Records for the task

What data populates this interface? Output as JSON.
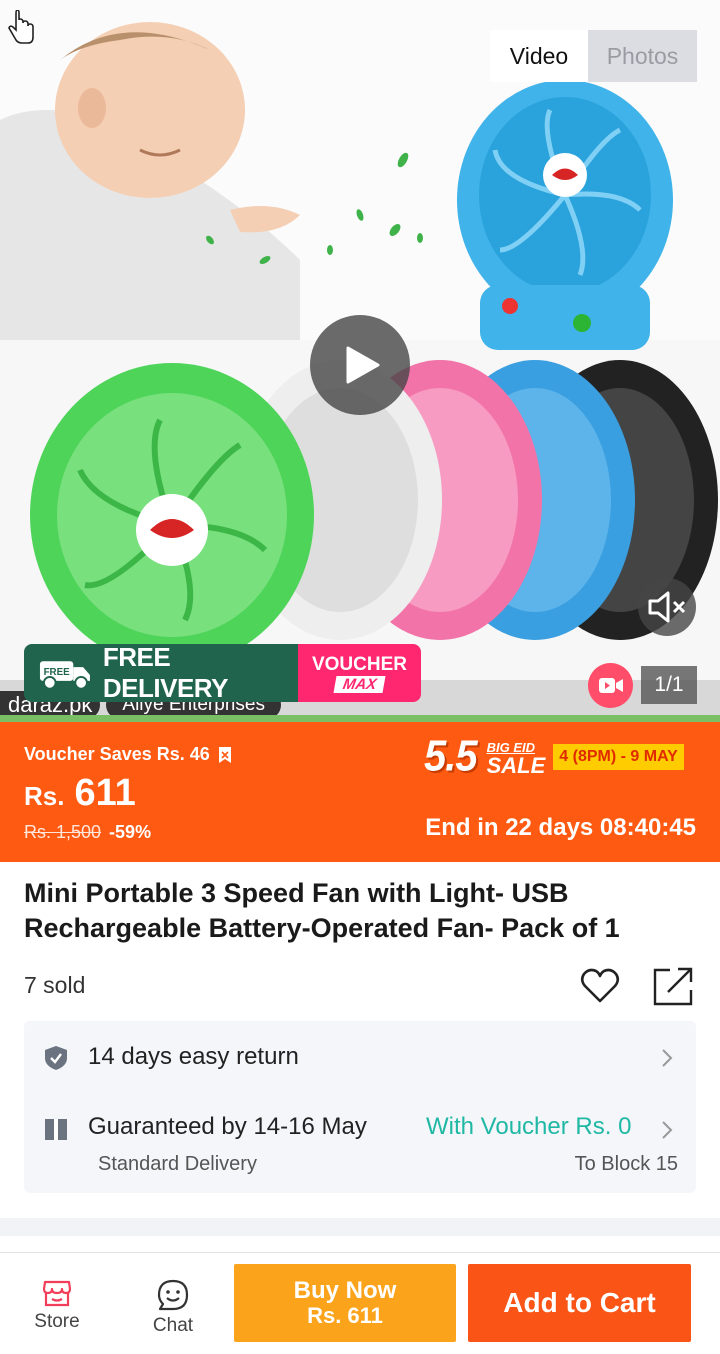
{
  "media": {
    "tab_video": "Video",
    "tab_photos": "Photos",
    "active_tab": "Video",
    "page_counter": "1/1"
  },
  "promo": {
    "free_badge": "FREE",
    "free_delivery": "FREE DELIVERY",
    "voucher": "VOUCHER",
    "voucher_max": "MAX",
    "watermark_site": "daraz.pk",
    "watermark_seller": "Allye Enterprises"
  },
  "price": {
    "voucher_saves": "Voucher Saves Rs. 46",
    "currency": "Rs.",
    "amount": "611",
    "original": "Rs. 1,500",
    "discount": "-59%",
    "sale_number": "5.5",
    "sale_big_eid": "BIG EID",
    "sale_word": "SALE",
    "sale_dates": "4 (8PM) - 9 MAY",
    "countdown": "End in 22 days 08:40:45"
  },
  "product": {
    "title": "Mini Portable 3 Speed Fan with Light- USB Rechargeable Battery-Operated Fan- Pack of 1",
    "sold": "7 sold"
  },
  "service": {
    "return": "14 days easy return",
    "guarantee": "Guaranteed by 14-16 May",
    "voucher": "With Voucher Rs. 0",
    "delivery_type": "Standard Delivery",
    "destination": "To Block 15"
  },
  "bottom_bar": {
    "store": "Store",
    "chat": "Chat",
    "buy_now_label": "Buy Now",
    "buy_now_price": "Rs. 611",
    "add_to_cart": "Add to Cart"
  },
  "colors": {
    "accent_orange": "#ff5a12",
    "buy_now": "#faa31b",
    "add_to_cart": "#fa5517",
    "voucher_teal": "#1fb8a4",
    "promo_green": "#20644e",
    "promo_pink": "#ff2770"
  }
}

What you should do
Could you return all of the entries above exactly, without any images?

Exercise response
What data populates this interface? Output as JSON.
{
  "media": {
    "tab_video": "Video",
    "tab_photos": "Photos",
    "active_tab": "Video",
    "page_counter": "1/1"
  },
  "promo": {
    "free_badge": "FREE",
    "free_delivery": "FREE DELIVERY",
    "voucher": "VOUCHER",
    "voucher_max": "MAX",
    "watermark_site": "daraz.pk",
    "watermark_seller": "Allye Enterprises"
  },
  "price": {
    "voucher_saves": "Voucher Saves Rs. 46",
    "currency": "Rs.",
    "amount": "611",
    "original": "Rs. 1,500",
    "discount": "-59%",
    "sale_number": "5.5",
    "sale_big_eid": "BIG EID",
    "sale_word": "SALE",
    "sale_dates": "4 (8PM) - 9 MAY",
    "countdown": "End in 22 days 08:40:45"
  },
  "product": {
    "title": "Mini Portable 3 Speed Fan with Light- USB Rechargeable Battery-Operated Fan- Pack of 1",
    "sold": "7 sold"
  },
  "service": {
    "return": "14 days easy return",
    "guarantee": "Guaranteed by 14-16 May",
    "voucher": "With Voucher Rs. 0",
    "delivery_type": "Standard Delivery",
    "destination": "To Block 15"
  },
  "bottom_bar": {
    "store": "Store",
    "chat": "Chat",
    "buy_now_label": "Buy Now",
    "buy_now_price": "Rs. 611",
    "add_to_cart": "Add to Cart"
  },
  "colors": {
    "accent_orange": "#ff5a12",
    "buy_now": "#faa31b",
    "add_to_cart": "#fa5517",
    "voucher_teal": "#1fb8a4",
    "promo_green": "#20644e",
    "promo_pink": "#ff2770"
  }
}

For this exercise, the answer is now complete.